[Dataset rows describing interfaces]
━━━━━━━━━━━━━━━━━━━━━━━━━━━━━━
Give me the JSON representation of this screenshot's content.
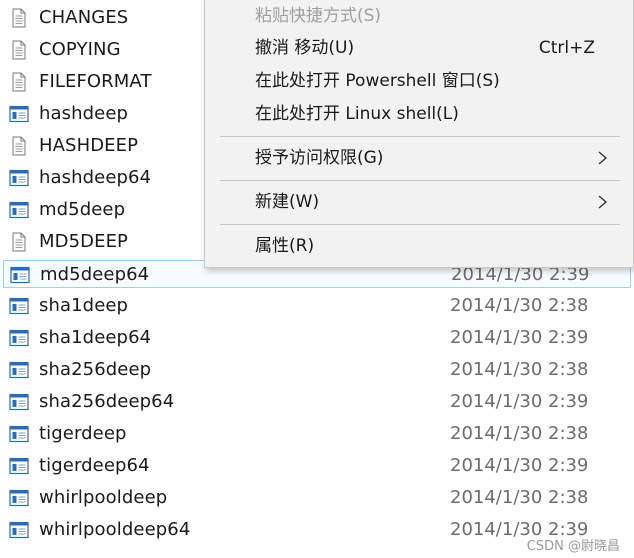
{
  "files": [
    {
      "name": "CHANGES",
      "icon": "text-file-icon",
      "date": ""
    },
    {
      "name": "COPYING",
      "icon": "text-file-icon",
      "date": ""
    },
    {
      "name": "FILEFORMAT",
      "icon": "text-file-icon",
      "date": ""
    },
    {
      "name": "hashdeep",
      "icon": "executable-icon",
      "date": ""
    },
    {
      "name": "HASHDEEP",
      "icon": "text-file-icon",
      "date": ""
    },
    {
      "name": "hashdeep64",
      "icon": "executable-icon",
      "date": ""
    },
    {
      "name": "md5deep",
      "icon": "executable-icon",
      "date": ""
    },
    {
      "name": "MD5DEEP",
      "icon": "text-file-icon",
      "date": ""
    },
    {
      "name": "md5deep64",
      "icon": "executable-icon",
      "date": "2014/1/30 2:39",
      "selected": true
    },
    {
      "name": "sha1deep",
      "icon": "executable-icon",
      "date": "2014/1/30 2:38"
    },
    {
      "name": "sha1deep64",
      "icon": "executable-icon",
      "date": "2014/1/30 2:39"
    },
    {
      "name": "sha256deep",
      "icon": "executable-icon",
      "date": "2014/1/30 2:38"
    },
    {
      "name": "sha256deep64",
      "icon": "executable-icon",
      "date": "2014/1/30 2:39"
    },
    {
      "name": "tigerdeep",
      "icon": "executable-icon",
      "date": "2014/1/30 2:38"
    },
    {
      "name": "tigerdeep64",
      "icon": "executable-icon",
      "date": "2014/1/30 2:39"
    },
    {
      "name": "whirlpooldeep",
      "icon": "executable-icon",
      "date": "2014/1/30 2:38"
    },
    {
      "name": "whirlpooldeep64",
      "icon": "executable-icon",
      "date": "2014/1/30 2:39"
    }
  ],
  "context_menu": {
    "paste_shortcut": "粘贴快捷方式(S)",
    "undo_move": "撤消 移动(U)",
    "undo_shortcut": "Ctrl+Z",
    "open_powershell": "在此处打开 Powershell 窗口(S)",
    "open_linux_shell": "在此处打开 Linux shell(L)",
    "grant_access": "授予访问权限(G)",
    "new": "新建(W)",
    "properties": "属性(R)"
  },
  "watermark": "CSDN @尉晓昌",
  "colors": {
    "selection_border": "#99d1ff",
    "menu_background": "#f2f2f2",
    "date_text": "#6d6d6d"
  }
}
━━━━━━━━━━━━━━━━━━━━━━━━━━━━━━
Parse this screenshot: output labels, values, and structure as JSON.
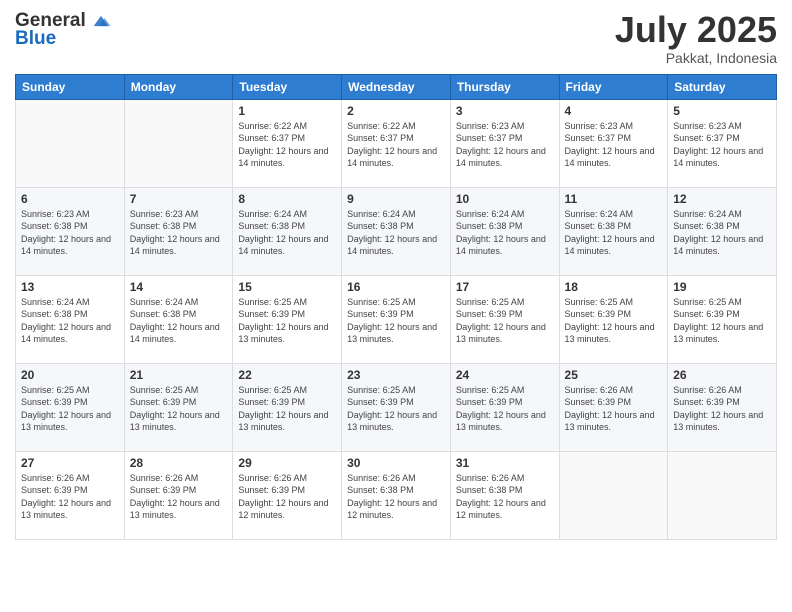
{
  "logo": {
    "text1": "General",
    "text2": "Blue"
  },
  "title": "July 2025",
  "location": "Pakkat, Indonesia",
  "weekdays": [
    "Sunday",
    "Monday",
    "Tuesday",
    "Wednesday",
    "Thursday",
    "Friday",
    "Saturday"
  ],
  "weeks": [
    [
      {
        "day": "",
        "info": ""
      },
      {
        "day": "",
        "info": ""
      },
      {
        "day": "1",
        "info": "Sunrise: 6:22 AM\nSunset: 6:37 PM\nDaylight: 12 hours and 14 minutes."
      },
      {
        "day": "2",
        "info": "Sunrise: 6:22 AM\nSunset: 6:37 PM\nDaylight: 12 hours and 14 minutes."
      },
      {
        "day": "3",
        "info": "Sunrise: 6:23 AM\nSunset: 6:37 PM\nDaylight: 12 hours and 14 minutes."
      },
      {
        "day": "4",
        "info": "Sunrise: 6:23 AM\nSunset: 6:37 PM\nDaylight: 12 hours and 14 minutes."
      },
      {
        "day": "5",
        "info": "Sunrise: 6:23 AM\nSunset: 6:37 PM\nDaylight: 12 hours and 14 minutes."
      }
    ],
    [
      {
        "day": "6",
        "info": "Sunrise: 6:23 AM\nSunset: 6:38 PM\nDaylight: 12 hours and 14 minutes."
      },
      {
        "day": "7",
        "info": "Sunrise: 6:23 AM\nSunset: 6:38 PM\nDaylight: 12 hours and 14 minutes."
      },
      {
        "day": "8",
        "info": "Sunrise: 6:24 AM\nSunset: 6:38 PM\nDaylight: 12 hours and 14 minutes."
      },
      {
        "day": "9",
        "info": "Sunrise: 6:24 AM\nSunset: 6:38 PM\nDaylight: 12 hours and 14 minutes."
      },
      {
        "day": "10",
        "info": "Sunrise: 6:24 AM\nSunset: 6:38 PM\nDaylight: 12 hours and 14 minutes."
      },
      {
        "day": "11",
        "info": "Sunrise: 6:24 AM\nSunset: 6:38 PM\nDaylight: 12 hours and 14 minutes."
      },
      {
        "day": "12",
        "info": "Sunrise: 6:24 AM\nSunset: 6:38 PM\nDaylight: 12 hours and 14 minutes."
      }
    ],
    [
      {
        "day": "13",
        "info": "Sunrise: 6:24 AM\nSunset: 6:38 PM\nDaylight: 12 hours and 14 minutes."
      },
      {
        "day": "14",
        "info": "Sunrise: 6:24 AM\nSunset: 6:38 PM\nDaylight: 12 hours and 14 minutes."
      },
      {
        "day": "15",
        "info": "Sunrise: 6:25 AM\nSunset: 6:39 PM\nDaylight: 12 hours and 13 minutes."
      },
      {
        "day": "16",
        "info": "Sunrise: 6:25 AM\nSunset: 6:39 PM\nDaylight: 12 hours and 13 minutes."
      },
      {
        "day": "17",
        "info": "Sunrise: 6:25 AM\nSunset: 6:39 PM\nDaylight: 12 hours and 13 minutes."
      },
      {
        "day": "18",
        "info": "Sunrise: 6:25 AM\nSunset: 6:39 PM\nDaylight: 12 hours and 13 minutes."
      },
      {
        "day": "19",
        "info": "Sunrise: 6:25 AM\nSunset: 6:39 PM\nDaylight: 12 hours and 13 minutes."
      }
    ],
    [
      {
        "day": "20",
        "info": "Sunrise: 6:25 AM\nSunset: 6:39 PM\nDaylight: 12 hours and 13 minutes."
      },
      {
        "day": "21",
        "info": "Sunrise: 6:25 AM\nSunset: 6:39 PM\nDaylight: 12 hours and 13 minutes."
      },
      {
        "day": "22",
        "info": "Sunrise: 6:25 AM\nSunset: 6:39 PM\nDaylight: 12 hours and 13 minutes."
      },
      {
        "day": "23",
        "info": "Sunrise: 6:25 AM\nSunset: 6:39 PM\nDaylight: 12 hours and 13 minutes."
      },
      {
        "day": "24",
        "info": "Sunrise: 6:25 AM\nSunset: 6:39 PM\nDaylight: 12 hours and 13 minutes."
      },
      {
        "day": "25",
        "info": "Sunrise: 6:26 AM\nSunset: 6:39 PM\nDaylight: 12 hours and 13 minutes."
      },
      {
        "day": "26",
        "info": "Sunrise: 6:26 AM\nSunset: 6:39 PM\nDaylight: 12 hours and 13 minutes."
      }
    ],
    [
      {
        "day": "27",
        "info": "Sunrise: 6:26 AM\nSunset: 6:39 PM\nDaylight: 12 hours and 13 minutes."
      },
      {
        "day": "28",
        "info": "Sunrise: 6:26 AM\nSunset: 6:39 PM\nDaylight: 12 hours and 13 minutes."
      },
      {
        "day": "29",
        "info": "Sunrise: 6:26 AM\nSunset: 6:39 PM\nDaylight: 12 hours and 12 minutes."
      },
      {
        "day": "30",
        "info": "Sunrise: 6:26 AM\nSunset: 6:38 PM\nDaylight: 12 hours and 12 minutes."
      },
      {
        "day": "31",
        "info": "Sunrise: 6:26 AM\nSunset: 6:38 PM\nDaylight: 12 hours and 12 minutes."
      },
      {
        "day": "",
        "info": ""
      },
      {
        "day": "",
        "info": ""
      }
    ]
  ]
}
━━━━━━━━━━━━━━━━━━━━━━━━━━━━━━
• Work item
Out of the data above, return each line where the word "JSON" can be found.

• Answer to this task
Give me the JSON representation of this screenshot's content.
Parse this screenshot: output labels, values, and structure as JSON.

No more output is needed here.